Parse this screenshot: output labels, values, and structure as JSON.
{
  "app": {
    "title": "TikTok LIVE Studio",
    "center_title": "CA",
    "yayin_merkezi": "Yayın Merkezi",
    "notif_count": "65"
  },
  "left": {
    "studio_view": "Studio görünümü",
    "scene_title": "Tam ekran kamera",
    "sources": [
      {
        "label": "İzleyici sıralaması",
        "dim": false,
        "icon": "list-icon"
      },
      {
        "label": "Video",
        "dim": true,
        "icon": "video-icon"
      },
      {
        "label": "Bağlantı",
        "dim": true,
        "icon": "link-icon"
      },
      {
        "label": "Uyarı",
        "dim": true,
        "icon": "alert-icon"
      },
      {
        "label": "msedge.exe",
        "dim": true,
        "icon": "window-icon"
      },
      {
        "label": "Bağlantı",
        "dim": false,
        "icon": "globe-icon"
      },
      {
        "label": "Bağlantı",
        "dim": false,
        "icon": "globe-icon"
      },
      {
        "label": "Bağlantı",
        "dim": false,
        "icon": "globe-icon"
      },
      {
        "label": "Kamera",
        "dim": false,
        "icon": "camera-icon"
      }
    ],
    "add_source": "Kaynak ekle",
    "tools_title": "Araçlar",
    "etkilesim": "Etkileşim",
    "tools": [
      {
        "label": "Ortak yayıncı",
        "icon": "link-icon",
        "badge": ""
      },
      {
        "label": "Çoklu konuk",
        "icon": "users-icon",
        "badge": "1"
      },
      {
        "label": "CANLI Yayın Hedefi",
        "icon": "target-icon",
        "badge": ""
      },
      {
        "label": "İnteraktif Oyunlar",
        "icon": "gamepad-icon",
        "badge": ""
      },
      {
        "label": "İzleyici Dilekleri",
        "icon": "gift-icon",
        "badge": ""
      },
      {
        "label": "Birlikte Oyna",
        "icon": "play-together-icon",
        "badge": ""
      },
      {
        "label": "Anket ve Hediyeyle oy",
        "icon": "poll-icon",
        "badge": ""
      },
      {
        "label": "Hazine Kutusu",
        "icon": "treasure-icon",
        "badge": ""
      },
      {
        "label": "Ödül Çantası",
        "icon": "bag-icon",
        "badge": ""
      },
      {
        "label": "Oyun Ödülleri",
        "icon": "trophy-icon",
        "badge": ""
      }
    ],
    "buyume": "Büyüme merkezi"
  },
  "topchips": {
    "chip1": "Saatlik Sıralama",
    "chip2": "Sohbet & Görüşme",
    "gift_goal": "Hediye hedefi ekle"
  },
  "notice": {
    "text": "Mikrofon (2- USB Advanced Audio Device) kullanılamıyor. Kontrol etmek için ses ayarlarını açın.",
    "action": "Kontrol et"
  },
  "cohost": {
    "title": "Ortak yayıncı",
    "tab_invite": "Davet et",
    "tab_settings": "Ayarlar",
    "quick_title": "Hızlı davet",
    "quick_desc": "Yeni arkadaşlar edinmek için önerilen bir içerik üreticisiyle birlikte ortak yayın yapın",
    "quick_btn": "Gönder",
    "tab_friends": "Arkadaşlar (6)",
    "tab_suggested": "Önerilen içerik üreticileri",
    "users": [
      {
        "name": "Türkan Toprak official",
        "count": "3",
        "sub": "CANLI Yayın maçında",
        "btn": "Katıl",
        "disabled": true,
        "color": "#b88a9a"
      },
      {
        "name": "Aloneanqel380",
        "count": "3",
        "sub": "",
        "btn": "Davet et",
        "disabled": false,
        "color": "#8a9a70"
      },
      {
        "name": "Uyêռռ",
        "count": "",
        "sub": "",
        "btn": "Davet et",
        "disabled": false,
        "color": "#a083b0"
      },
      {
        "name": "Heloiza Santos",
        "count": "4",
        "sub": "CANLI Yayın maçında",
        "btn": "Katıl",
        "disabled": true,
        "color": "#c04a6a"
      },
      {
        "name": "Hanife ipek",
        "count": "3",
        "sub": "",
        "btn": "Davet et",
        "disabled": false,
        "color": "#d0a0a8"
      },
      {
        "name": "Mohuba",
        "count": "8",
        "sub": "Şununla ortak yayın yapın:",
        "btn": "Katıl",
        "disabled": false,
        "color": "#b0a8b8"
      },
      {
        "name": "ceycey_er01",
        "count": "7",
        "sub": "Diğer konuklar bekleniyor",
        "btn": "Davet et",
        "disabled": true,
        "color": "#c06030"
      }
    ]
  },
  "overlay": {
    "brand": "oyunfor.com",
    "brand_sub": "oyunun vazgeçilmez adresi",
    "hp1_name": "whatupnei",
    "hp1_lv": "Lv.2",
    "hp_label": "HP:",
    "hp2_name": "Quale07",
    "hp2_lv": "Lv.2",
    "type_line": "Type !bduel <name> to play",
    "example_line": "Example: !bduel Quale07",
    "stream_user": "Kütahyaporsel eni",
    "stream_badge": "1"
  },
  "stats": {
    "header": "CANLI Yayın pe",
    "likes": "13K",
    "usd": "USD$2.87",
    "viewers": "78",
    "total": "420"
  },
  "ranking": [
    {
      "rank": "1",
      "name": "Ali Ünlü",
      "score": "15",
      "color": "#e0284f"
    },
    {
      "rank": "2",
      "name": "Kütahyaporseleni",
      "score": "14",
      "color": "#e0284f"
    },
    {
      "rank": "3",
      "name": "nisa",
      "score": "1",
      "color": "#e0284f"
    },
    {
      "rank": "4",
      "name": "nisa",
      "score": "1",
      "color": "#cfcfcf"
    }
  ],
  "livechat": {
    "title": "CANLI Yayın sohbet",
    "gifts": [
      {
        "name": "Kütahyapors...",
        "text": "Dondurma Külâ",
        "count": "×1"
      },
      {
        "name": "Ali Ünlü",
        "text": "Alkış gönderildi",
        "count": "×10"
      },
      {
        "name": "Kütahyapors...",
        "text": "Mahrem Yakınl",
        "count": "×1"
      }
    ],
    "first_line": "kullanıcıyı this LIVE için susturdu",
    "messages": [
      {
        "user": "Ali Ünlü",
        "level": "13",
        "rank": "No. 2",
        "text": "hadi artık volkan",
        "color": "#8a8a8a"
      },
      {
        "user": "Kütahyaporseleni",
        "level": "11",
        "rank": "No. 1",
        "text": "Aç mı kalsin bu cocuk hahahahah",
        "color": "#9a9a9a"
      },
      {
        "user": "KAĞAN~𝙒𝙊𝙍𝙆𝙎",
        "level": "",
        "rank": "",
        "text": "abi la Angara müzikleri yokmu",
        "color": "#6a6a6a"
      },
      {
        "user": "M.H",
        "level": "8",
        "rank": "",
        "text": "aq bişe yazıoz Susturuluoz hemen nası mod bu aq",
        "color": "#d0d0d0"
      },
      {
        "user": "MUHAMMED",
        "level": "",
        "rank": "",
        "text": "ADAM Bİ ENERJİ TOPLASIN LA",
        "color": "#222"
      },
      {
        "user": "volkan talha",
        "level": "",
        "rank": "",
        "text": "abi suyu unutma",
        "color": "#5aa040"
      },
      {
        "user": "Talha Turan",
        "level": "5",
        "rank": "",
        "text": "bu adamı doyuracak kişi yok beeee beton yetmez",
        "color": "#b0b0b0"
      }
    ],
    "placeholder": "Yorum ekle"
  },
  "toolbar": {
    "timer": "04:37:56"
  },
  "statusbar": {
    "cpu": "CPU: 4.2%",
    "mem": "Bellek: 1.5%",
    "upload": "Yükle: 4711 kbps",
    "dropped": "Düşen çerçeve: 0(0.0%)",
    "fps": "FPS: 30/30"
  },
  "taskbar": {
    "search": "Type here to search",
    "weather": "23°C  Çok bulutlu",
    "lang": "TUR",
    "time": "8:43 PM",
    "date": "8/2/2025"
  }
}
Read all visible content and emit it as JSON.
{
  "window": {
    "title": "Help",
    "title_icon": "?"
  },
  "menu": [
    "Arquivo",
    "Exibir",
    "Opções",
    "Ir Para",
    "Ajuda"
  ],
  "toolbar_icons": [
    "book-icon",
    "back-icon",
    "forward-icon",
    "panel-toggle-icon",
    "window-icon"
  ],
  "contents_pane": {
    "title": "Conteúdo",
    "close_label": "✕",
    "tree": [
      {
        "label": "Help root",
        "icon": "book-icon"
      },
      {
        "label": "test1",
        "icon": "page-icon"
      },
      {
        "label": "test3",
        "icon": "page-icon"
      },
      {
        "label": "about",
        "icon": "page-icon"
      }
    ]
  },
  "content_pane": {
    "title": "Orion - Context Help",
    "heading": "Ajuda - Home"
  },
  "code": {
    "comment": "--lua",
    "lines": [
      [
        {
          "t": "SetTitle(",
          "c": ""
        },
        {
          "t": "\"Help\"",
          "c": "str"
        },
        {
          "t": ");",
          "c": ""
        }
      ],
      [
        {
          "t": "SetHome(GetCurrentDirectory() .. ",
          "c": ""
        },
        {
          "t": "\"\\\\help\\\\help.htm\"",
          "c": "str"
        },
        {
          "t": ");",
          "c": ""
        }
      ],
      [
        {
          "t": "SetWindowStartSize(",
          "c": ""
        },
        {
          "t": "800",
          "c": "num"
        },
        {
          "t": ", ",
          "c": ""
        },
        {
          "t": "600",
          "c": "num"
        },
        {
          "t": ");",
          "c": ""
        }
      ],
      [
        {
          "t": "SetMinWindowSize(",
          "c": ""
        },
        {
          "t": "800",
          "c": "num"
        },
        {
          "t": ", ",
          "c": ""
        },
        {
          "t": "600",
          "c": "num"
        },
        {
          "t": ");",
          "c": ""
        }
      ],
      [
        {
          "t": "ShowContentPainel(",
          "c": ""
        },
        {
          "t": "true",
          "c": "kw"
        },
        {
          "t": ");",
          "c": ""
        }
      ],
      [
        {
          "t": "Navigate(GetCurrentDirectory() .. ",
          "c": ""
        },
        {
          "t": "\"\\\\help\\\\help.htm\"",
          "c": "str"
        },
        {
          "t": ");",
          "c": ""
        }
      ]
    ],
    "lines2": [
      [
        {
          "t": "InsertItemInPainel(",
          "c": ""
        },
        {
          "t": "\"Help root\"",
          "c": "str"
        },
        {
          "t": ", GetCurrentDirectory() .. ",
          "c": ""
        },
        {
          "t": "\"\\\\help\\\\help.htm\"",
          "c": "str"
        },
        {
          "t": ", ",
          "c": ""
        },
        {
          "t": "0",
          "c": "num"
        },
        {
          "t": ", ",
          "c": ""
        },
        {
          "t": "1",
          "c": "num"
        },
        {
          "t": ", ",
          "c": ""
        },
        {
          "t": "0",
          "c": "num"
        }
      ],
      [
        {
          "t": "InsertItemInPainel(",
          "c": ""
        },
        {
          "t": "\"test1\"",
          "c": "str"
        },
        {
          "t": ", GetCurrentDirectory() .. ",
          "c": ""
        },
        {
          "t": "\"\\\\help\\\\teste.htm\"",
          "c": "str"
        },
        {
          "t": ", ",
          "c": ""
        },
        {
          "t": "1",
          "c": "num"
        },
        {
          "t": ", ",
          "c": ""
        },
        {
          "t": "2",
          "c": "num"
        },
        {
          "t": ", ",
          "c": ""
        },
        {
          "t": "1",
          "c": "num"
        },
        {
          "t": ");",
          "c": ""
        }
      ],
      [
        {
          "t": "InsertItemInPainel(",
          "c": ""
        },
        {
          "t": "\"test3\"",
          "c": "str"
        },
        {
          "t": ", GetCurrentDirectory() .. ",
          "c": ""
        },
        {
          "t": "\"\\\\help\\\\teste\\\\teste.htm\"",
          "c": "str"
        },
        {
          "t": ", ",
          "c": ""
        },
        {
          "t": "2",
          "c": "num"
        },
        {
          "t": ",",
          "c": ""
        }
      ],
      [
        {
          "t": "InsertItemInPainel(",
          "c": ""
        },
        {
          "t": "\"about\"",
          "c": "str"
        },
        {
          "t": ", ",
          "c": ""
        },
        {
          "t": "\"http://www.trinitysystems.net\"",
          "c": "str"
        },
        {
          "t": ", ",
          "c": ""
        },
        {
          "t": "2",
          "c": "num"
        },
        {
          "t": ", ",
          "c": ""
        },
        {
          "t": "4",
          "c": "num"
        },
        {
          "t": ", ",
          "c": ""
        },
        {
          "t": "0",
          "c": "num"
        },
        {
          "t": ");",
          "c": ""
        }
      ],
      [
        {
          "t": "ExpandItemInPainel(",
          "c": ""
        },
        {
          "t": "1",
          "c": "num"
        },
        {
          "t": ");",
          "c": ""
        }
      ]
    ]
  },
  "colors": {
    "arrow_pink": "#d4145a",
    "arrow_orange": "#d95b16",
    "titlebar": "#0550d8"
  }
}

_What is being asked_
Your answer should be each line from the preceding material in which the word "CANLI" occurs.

_Answer space_
        "label": "CANLI Yayın Hedefi",
        "sub": "CANLI Yayın maçında",
        "sub": "CANLI Yayın maçında",
    "header": "CANLI Yayın pe",
    "title": "CANLI Yayın sohbet",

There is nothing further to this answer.